He spent more time watching sports on TV and listening to tapes of old standards. For a while, on doctors orders, he took a slow walk down the block each day. While my mother was still working, he regularly accompanied her to her school library, where he worked as a volunteer and made friends with the teachers. Relieved of his responsibilities at the newspaper, my father grew quieter, calmer and less quick to judge.
The spring before he died, my parents drove to Vermont together for the last time. Both had health problems, and though it wasnt obvious whose prognosis was worse, the visit had a definite sense to me, at least of an ending. We lingered at the table after lunch, listening to my fathers new tape of Louis Armstrong singing What a Wonderful World. Then my father and I took a slow walk to the lake. It felt as if we should be saying something important. But neither of us could think of what.
After a long, awkward silence, he finally asked, This has worked out for you, hasnt it? Youre happy with your life here? He phrased it as a question, but it felt like a blessing.
In my mind, that moment is conflated with another, 18 years earlier, when he was still in the thick of his job: Its a beautiful June morning, the air fresh and clean from last nights rain. The rhododendrons are in bloom. My father and I are standing at the foot of the back steps, waiting for my mother to back the car out of the garage and drive us to the bus that will carry us to our separate offices. As contented and relaxed as I have ever seen him, Daddy smiles at me and quotes, What is so rare as a day in June?
I have heard this line of poetry countless times. But this morning I hear it differently. It expresses not just my fathers utter approval of the day and the rhododendrons, but also of me.

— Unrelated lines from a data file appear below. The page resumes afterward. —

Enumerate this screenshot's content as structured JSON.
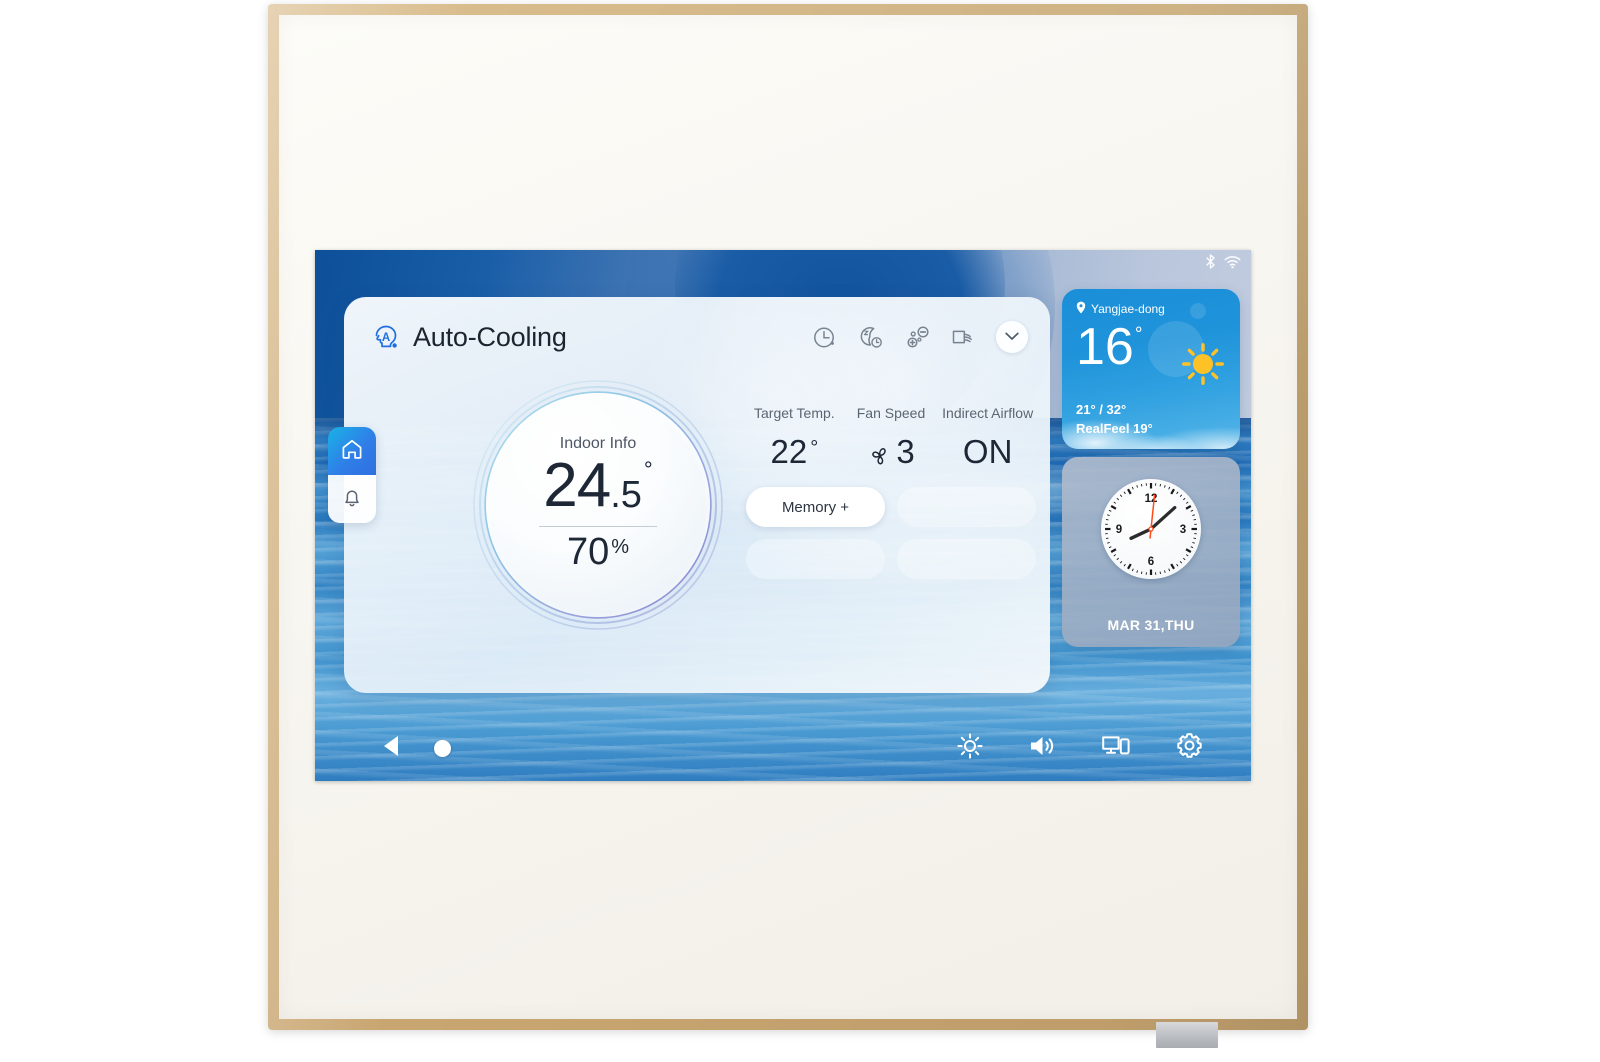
{
  "device": {
    "frame_color": "#cfae79",
    "panel_color": "#f7f5ef"
  },
  "statusbar": {
    "bluetooth_icon": "bluetooth-icon",
    "wifi_icon": "wifi-icon"
  },
  "card": {
    "mode_icon": "auto-mode-icon",
    "title": "Auto-Cooling",
    "head_icons": [
      {
        "name": "timer-icon",
        "label": "Timer"
      },
      {
        "name": "sleep-timer-icon",
        "label": "Sleep Timer"
      },
      {
        "name": "ionizer-icon",
        "label": "Ionizer"
      },
      {
        "name": "airflow-icon",
        "label": "Airflow"
      }
    ],
    "expand_icon": "chevron-down-icon"
  },
  "dial": {
    "label": "Indoor Info",
    "temp_int": "24",
    "temp_dec": ".5",
    "temp_deg": "°",
    "humidity": "70",
    "humidity_unit": "%",
    "ring_start_color": "#9fd6ea",
    "ring_end_color": "#8f8fd2"
  },
  "readouts": [
    {
      "label": "Target Temp.",
      "value": "22",
      "unit": "°",
      "icon": ""
    },
    {
      "label": "Fan Speed",
      "value": "3",
      "unit": "",
      "icon": "fan-icon"
    },
    {
      "label": "Indirect Airflow",
      "value": "ON",
      "unit": "",
      "icon": ""
    }
  ],
  "pills": [
    {
      "label": "Memory +",
      "active": true
    },
    {
      "label": "",
      "active": false
    },
    {
      "label": "",
      "active": false
    },
    {
      "label": "",
      "active": false
    }
  ],
  "sidebar": {
    "items": [
      {
        "name": "sidebar-item-home",
        "icon": "home-icon",
        "active": true
      },
      {
        "name": "sidebar-item-notifications",
        "icon": "bell-icon",
        "active": false
      }
    ],
    "active_color": "#2f7fe8"
  },
  "weather": {
    "location_icon": "location-pin-icon",
    "location": "Yangjae-dong",
    "temperature": "16",
    "degree": "°",
    "condition_icon": "sun-icon",
    "high_low": "21° / 32°",
    "realfeel": "RealFeel 19°",
    "accent": "#1f93da"
  },
  "clock": {
    "numerals": [
      "12",
      "3",
      "6",
      "9"
    ],
    "hour_angle": -115,
    "minute_angle": 48,
    "second_angle": 6,
    "date": "MAR 31,THU",
    "second_hand_color": "#ff4a1a"
  },
  "navbar": {
    "back_icon": "back-triangle-icon",
    "home_icon": "home-circle-icon",
    "right_items": [
      {
        "name": "brightness-icon",
        "label": "Brightness"
      },
      {
        "name": "volume-icon",
        "label": "Volume"
      },
      {
        "name": "cast-screen-icon",
        "label": "Screen Share"
      },
      {
        "name": "settings-gear-icon",
        "label": "Settings"
      }
    ]
  }
}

Its a good moment to remember, these days. Especially when I find myself stressed out and snapping, struggling to meet the deadline all the while editing myself.